[WHAT THE TASK REQUIRES]
Scan the records for the string "mysql"; copy each line where it occurs.

[THE INPUT]

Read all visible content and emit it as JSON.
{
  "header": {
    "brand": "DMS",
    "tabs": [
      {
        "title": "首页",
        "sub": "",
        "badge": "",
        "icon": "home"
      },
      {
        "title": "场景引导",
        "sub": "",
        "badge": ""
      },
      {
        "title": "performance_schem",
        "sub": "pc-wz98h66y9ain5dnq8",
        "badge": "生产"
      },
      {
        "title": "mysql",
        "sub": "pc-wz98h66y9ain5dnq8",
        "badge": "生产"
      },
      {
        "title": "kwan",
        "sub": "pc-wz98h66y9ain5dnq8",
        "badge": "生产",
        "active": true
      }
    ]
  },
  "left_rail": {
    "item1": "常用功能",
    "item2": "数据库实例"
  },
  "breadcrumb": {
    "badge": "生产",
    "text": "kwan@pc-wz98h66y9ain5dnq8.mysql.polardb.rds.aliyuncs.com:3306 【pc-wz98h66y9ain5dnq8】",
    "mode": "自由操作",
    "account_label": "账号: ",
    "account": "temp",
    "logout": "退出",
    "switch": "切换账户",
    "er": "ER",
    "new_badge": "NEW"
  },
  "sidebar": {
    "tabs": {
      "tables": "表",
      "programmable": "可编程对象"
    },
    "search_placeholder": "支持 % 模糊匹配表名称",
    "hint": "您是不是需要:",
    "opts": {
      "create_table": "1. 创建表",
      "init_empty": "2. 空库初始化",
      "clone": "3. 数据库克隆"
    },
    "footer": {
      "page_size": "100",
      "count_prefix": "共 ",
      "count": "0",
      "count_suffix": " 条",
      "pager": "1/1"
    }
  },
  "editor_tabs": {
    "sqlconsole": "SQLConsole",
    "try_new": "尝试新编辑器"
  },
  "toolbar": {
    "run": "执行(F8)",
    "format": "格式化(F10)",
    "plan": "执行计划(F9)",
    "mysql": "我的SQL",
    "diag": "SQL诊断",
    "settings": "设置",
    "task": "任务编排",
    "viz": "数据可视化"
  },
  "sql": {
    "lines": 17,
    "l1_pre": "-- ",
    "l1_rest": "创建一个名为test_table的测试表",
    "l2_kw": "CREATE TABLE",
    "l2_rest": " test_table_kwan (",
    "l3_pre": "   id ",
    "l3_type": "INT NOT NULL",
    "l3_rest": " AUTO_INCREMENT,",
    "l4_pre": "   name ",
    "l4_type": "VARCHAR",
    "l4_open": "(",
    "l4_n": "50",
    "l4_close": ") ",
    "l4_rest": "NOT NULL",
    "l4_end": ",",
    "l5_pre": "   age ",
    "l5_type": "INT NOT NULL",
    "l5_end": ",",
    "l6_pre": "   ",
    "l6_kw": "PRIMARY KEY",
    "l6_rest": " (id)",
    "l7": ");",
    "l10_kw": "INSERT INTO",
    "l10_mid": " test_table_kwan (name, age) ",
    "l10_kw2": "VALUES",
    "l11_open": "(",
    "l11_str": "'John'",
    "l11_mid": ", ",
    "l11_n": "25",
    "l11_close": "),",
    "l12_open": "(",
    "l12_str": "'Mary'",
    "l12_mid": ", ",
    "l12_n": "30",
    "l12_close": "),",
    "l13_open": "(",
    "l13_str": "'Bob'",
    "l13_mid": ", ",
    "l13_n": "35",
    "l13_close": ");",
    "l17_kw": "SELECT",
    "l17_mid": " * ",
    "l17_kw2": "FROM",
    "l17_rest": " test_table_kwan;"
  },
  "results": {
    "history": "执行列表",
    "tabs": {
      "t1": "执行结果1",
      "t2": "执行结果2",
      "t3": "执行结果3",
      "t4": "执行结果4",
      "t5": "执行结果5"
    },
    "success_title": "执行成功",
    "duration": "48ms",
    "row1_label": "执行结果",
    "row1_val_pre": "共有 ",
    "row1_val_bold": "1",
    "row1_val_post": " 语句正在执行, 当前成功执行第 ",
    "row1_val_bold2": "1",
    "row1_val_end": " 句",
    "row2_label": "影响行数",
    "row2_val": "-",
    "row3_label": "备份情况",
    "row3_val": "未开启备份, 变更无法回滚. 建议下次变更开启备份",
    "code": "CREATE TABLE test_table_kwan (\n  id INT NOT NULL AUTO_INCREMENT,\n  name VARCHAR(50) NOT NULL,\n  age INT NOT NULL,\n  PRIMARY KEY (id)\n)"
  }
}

[TASK RESPONSE]
        "title": "mysql",
    "text": "kwan@pc-wz98h66y9ain5dnq8.mysql.polardb.rds.aliyuncs.com:3306 【pc-wz98h66y9ain5dnq8】",
    "mysql": "我的SQL",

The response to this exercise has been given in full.